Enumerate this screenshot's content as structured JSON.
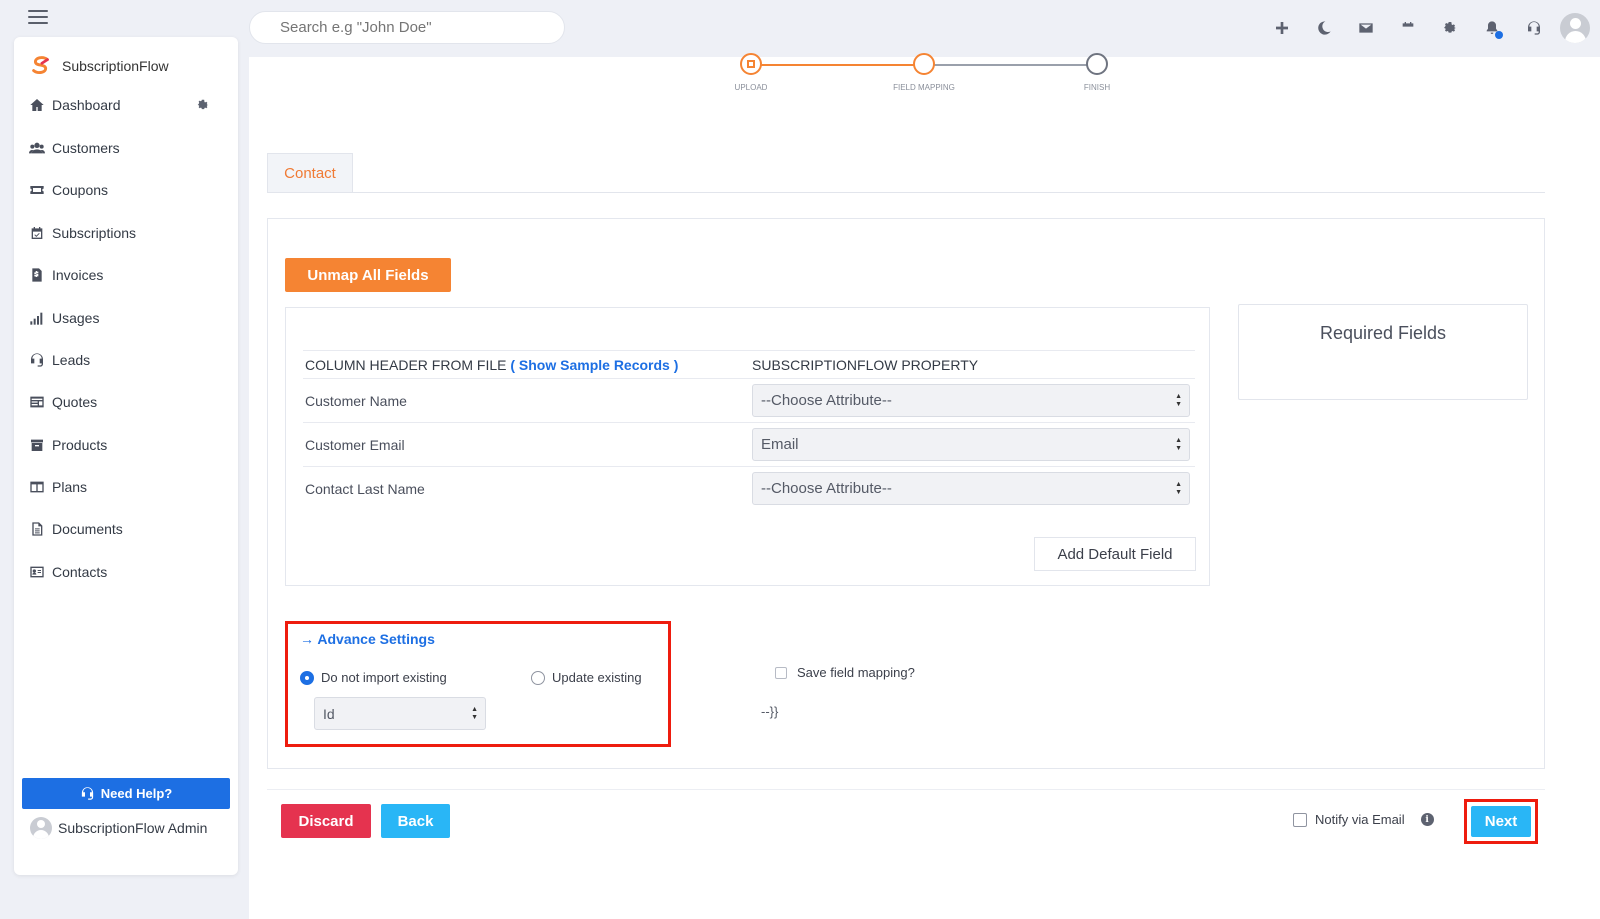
{
  "app": {
    "name": "SubscriptionFlow",
    "accent": "#f58433",
    "primary": "#1d6fe3"
  },
  "search": {
    "placeholder": "Search e.g \"John Doe\""
  },
  "topbar": {
    "icons": [
      "plus-icon",
      "moon-icon",
      "mail-icon",
      "calendar-icon",
      "gear-icon",
      "bell-icon",
      "headset-icon",
      "avatar"
    ]
  },
  "sidebar": {
    "items": [
      {
        "label": "Dashboard",
        "icon": "home-icon"
      },
      {
        "label": "Customers",
        "icon": "users-icon"
      },
      {
        "label": "Coupons",
        "icon": "ticket-icon"
      },
      {
        "label": "Subscriptions",
        "icon": "calendar-check-icon"
      },
      {
        "label": "Invoices",
        "icon": "invoice-icon"
      },
      {
        "label": "Usages",
        "icon": "signal-icon"
      },
      {
        "label": "Leads",
        "icon": "headset-icon"
      },
      {
        "label": "Quotes",
        "icon": "quote-icon"
      },
      {
        "label": "Products",
        "icon": "box-icon"
      },
      {
        "label": "Plans",
        "icon": "plans-icon"
      },
      {
        "label": "Documents",
        "icon": "document-icon"
      },
      {
        "label": "Contacts",
        "icon": "contact-card-icon"
      }
    ],
    "help_label": "Need Help?",
    "admin_name": "SubscriptionFlow Admin"
  },
  "stepper": {
    "steps": [
      {
        "label": "UPLOAD",
        "state": "done"
      },
      {
        "label": "FIELD MAPPING",
        "state": "active"
      },
      {
        "label": "FINISH",
        "state": "pending"
      }
    ]
  },
  "tab": {
    "label": "Contact"
  },
  "mapping": {
    "unmap_label": "Unmap All Fields",
    "header_file": "COLUMN HEADER FROM FILE",
    "sample_link": "( Show Sample Records )",
    "header_property": "SUBSCRIPTIONFLOW PROPERTY",
    "rows": [
      {
        "column": "Customer Name",
        "value": "--Choose Attribute--"
      },
      {
        "column": "Customer Email",
        "value": "Email"
      },
      {
        "column": "Contact Last Name",
        "value": "--Choose Attribute--"
      }
    ],
    "add_default_label": "Add Default Field",
    "required_title": "Required Fields"
  },
  "advance": {
    "title": "Advance Settings",
    "option_skip": "Do not import existing",
    "option_update": "Update existing",
    "selected": "skip",
    "key_select": "Id",
    "save_mapping_label": "Save field mapping?",
    "brace_text": "--}}"
  },
  "footer": {
    "discard_label": "Discard",
    "back_label": "Back",
    "notify_label": "Notify via Email",
    "next_label": "Next"
  }
}
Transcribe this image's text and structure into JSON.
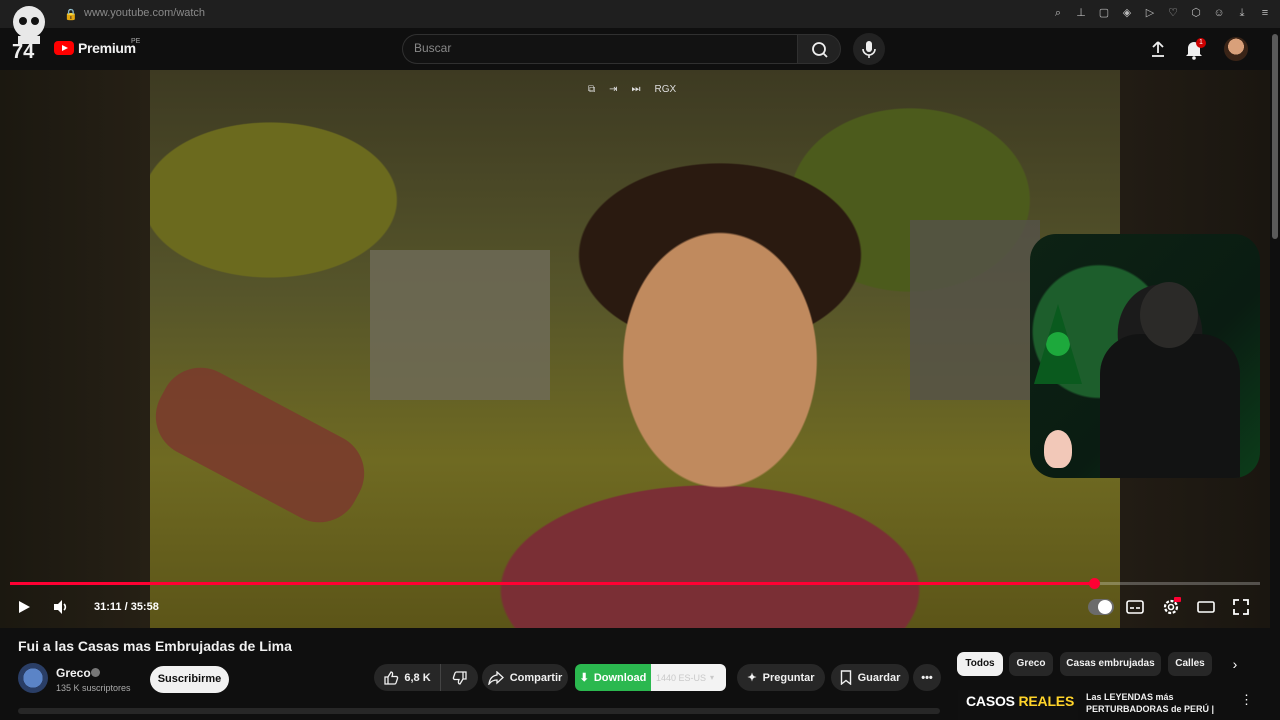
{
  "browser": {
    "url": "www.youtube.com/watch",
    "ext_icons": [
      "zoom-icon",
      "pin-icon",
      "crop-icon",
      "shield-icon",
      "play-icon",
      "heart-icon",
      "extension-icon",
      "person-icon",
      "download-icon",
      "menu-icon"
    ]
  },
  "header": {
    "logo_text": "Premium",
    "logo_country": "PE",
    "search_placeholder": "Buscar",
    "notifications_count": "1"
  },
  "player": {
    "overlay_label": "RGX",
    "current_time": "31:11",
    "duration": "35:58",
    "time_display": "31:11 / 35:58",
    "progress_fraction": 0.867,
    "accent_color": "#ff0033"
  },
  "video": {
    "title": "Fui a las Casas mas Embrujadas de Lima",
    "channel_name": "Greco",
    "subscribers": "135 K suscriptores",
    "subscribe_label": "Suscribirme"
  },
  "actions": {
    "likes": "6,8 K",
    "share_label": "Compartir",
    "download_label": "Download",
    "download_quality": "1440 ES-US",
    "ask_label": "Preguntar",
    "save_label": "Guardar"
  },
  "chips": [
    {
      "label": "Todos",
      "active": true
    },
    {
      "label": "Greco",
      "active": false
    },
    {
      "label": "Casas embrujadas",
      "active": false
    },
    {
      "label": "Calles",
      "active": false
    }
  ],
  "recommendation": {
    "thumb_text_a": "CASOS",
    "thumb_text_b": "REALES",
    "title": "Las LEYENDAS más PERTURBADORAS de PERÚ |"
  }
}
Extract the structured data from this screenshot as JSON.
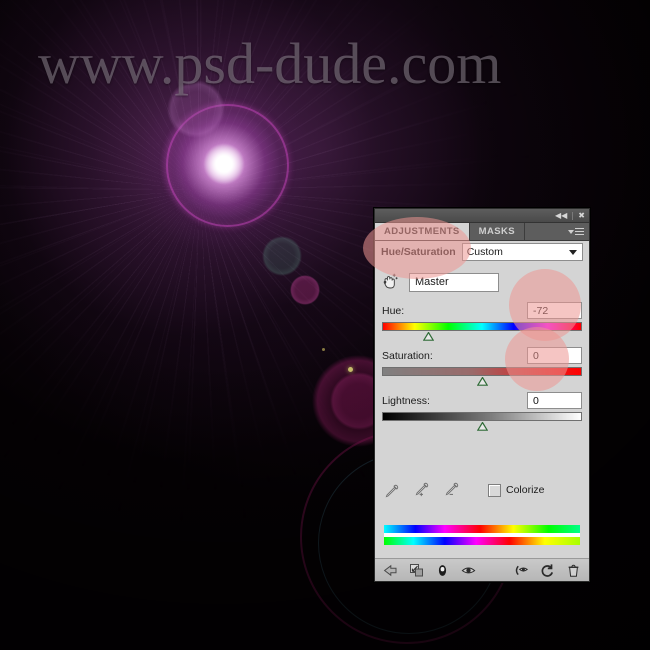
{
  "background": {
    "watermark_text": "www.psd-dude.com",
    "description": "purple lens flare on black background"
  },
  "panel": {
    "topbar": {
      "collapse_icon": "double-left-chevron-icon",
      "close_icon": "close-icon"
    },
    "tabs": [
      {
        "label": "ADJUSTMENTS",
        "active": true
      },
      {
        "label": "MASKS",
        "active": false
      }
    ],
    "menu_icon": "panel-menu-icon",
    "preset": {
      "title": "Hue/Saturation",
      "selected": "Custom"
    },
    "channel": {
      "tool_icon": "on-image-adjust-hand-icon",
      "selected": "Master"
    },
    "sliders": [
      {
        "label": "Hue:",
        "value": "-72",
        "thumb_percent": 23,
        "track": "hue"
      },
      {
        "label": "Saturation:",
        "value": "0",
        "thumb_percent": 50,
        "track": "saturation"
      },
      {
        "label": "Lightness:",
        "value": "0",
        "thumb_percent": 50,
        "track": "lightness"
      }
    ],
    "tools": {
      "eyedropper": "eyedropper-icon",
      "eyedropper_add": "eyedropper-add-icon",
      "eyedropper_subtract": "eyedropper-subtract-icon",
      "colorize_label": "Colorize",
      "colorize_checked": false
    },
    "bottom_bar": {
      "buttons": [
        "clip-to-layer-icon",
        "previous-state-icon",
        "toggle-layer-visibility-icon",
        "preview-eye-icon",
        "reset-eye-icon",
        "reset-icon",
        "delete-icon"
      ]
    },
    "colors": {
      "panel_background": "#d4d4d4",
      "tab_bar": "#5d5d5d",
      "highlight_annotation": "#ec9691",
      "flare_purple": "#a040b0"
    }
  }
}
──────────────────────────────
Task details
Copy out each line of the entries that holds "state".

Written response
        "state": "done"
        "state": "active"
        "state": "pending"
        "previous-state-icon",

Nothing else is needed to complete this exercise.